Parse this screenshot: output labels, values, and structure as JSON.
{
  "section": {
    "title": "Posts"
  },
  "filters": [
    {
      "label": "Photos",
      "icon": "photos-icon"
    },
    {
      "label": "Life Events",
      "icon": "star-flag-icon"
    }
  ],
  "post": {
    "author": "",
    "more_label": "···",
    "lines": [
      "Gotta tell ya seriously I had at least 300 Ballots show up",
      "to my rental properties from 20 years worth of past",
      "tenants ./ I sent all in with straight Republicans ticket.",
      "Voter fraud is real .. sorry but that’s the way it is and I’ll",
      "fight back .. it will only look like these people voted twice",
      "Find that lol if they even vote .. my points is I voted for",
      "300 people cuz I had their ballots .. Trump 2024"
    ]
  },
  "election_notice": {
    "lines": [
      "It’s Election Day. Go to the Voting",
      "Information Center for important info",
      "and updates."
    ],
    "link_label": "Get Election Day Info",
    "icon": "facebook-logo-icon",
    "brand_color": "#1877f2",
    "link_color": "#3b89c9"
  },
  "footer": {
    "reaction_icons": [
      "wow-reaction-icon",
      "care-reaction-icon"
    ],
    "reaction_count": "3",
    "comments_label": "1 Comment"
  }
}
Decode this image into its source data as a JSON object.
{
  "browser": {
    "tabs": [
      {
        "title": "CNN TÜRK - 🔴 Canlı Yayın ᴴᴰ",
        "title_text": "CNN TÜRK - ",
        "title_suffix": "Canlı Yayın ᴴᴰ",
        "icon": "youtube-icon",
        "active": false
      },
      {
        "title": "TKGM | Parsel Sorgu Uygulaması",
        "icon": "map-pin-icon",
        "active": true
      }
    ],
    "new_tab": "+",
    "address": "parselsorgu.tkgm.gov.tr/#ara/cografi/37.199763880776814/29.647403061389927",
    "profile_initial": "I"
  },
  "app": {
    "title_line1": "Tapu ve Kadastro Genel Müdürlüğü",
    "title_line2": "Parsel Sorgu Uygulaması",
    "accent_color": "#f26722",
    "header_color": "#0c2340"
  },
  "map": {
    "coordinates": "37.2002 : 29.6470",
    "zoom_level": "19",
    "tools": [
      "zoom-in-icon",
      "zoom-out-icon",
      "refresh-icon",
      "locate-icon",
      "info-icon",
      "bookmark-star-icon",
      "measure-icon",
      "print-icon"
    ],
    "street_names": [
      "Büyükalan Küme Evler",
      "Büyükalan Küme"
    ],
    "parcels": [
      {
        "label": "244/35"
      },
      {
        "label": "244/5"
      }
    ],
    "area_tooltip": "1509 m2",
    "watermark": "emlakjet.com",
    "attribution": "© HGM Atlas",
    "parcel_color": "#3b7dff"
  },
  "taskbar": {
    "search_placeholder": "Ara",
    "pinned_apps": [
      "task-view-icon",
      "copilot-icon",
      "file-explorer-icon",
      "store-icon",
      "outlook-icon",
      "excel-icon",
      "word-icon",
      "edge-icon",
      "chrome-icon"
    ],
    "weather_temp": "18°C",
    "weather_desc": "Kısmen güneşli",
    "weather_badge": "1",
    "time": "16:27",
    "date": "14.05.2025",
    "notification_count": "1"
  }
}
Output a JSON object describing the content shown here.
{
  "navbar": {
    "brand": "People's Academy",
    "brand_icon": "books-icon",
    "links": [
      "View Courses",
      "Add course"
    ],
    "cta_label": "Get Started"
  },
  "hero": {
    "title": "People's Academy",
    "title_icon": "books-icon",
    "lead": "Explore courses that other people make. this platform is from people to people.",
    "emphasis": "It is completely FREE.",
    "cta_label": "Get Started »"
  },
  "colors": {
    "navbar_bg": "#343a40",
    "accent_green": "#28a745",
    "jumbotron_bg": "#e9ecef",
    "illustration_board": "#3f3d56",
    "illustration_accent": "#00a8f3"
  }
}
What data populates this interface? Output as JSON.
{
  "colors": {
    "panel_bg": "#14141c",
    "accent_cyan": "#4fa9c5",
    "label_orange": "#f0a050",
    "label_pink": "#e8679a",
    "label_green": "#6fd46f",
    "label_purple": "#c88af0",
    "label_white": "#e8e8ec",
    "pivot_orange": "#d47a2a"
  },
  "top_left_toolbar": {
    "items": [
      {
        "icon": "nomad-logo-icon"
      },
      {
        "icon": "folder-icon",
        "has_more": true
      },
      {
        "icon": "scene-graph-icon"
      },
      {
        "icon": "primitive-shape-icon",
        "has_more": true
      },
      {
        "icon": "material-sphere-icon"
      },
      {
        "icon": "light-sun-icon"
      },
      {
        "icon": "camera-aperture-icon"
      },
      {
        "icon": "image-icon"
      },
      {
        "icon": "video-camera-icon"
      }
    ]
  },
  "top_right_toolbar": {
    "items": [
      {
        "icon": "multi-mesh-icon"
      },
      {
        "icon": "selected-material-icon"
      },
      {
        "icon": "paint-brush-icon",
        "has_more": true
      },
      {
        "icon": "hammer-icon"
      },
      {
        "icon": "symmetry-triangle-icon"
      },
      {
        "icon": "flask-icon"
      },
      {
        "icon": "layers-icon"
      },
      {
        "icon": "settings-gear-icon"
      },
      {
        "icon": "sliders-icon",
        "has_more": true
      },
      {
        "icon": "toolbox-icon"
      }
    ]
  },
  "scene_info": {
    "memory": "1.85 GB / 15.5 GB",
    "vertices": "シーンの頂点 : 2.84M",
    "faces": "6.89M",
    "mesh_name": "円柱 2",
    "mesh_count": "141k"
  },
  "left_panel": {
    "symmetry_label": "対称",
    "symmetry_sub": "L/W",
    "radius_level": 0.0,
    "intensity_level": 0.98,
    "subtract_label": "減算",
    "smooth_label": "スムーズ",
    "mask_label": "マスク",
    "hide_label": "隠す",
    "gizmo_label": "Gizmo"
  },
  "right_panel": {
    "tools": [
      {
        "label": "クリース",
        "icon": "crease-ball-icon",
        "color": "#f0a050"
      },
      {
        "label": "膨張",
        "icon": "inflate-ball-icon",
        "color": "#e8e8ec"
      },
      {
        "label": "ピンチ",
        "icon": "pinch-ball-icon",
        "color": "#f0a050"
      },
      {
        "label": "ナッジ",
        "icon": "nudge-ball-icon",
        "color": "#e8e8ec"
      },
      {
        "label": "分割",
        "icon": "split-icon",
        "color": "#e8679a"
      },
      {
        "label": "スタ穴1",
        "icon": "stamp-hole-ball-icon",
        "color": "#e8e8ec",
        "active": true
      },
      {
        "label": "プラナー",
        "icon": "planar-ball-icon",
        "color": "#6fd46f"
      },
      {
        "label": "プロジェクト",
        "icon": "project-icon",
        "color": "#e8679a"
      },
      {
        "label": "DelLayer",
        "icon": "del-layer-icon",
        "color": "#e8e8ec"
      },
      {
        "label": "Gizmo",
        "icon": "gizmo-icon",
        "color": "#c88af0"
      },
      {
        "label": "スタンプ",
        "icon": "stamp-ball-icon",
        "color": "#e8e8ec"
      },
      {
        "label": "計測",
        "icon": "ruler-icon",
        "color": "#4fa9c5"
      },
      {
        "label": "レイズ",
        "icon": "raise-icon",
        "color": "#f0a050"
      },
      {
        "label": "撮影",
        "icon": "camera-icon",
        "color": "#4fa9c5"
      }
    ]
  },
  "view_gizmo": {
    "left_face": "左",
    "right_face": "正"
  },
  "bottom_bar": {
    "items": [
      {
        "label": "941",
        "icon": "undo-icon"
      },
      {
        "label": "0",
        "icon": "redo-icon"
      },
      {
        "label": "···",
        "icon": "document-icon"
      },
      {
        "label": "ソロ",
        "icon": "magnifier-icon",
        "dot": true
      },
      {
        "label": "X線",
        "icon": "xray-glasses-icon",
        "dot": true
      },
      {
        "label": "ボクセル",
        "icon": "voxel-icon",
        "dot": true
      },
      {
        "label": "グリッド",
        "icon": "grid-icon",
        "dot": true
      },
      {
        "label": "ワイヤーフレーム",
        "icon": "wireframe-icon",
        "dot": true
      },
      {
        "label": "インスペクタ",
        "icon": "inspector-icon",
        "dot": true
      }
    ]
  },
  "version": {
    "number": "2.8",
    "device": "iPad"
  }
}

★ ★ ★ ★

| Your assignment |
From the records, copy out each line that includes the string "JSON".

| Response to the exercise |
Parse this screenshot: output labels, values, and structure as JSON.
Decode this image into its source data as a JSON object.
Output a JSON object describing the content shown here.
What data populates this interface? Output as JSON.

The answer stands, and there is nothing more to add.